The Birmingham Hip Resurfacing technique was developed as a viable and effective alternative to total hip replacement.
Usually, the best candidates for this procedure, which is bone-conserving, are young active male patients who struggle with hip pain caused by non-inflammatory arthritis, such as osteoarthritis, traumatic arthritis, avascular necrosis, or inflammatory arthritis, such as rheumatoid arthritis.
Perhaps the greatest advantage of it is that the implant conserves significantly more bone than a total hip replacement. Because it preserves the natural femoral neck and most of the natural femoral head, a well-placed implant lowers concerns about leg length discrepancy following surgery.
A Birmingham Hip Resurfacing surgery relieves hip pain and improves hip function by replacing parts of the damaged hip. Once the patient is asleep after having received general anesthesia, the orthopedic surgeon will only remove several centimeters of bone around the femoral head and shape it to fit tightly inside the special implant.
They will also prepare the acetabulum – the deep, cup-shaped structure that surrounds the head of the femur at the hip joint – for the metal cup that will form the ball-and-socket joint socket. Finally, the femoral component is cemented over the top of the femoral head just like a tooth cap, and the acetabular component is locked into place like a typical hip replacement component.
Unfortunately, the Birmingham Hip Resurfacing technique will most likely not be suitable for the following categories of patients:
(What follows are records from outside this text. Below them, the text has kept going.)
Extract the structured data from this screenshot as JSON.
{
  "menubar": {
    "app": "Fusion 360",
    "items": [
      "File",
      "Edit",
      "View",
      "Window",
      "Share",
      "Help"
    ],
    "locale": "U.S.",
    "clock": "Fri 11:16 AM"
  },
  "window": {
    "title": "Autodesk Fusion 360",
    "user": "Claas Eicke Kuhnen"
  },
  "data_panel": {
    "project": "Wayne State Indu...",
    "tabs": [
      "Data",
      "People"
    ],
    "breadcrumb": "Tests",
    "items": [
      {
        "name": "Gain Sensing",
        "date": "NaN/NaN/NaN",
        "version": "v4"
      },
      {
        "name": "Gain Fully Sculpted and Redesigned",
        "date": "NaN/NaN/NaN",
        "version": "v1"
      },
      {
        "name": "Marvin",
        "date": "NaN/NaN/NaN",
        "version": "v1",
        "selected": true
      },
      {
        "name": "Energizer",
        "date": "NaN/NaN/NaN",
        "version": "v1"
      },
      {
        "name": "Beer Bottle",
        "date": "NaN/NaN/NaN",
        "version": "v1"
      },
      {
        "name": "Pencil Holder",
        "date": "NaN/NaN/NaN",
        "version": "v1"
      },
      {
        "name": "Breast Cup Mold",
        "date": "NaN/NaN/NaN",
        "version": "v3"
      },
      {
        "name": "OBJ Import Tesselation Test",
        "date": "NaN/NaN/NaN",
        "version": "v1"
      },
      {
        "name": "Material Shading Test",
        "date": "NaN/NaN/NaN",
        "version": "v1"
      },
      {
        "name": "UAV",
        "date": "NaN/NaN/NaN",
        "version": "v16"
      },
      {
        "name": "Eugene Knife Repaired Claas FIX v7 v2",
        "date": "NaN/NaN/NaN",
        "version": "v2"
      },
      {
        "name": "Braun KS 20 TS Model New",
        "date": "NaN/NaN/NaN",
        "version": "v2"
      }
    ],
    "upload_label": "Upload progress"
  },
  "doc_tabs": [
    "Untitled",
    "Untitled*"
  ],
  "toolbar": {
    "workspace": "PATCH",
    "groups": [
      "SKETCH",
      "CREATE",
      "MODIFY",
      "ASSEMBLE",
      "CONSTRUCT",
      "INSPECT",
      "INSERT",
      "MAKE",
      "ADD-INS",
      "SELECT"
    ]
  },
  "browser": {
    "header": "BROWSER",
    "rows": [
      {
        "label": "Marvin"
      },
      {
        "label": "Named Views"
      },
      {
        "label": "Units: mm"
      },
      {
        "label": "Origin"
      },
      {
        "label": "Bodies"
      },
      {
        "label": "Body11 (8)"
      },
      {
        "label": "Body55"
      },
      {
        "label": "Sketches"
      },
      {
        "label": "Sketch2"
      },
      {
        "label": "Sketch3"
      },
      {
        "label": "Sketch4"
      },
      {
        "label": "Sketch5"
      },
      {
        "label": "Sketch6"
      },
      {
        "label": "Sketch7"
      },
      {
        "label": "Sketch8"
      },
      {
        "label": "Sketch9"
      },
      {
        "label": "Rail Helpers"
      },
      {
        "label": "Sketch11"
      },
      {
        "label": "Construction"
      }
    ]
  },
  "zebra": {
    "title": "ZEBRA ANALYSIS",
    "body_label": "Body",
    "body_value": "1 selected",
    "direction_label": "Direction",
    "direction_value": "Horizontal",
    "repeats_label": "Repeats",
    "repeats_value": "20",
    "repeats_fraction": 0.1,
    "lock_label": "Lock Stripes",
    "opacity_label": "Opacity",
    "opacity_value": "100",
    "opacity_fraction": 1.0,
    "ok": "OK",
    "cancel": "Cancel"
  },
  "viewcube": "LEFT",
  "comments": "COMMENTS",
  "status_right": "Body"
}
It will take at least 6 weeks after undergoing a Birmingham Hip Resurfacing surgery to recover to the point of performing daily activities without pain and discomfort. The orthopedic surgeon will likely suggest physical therapy to the patient so that they can regain hip strength, range of motion, and functioning.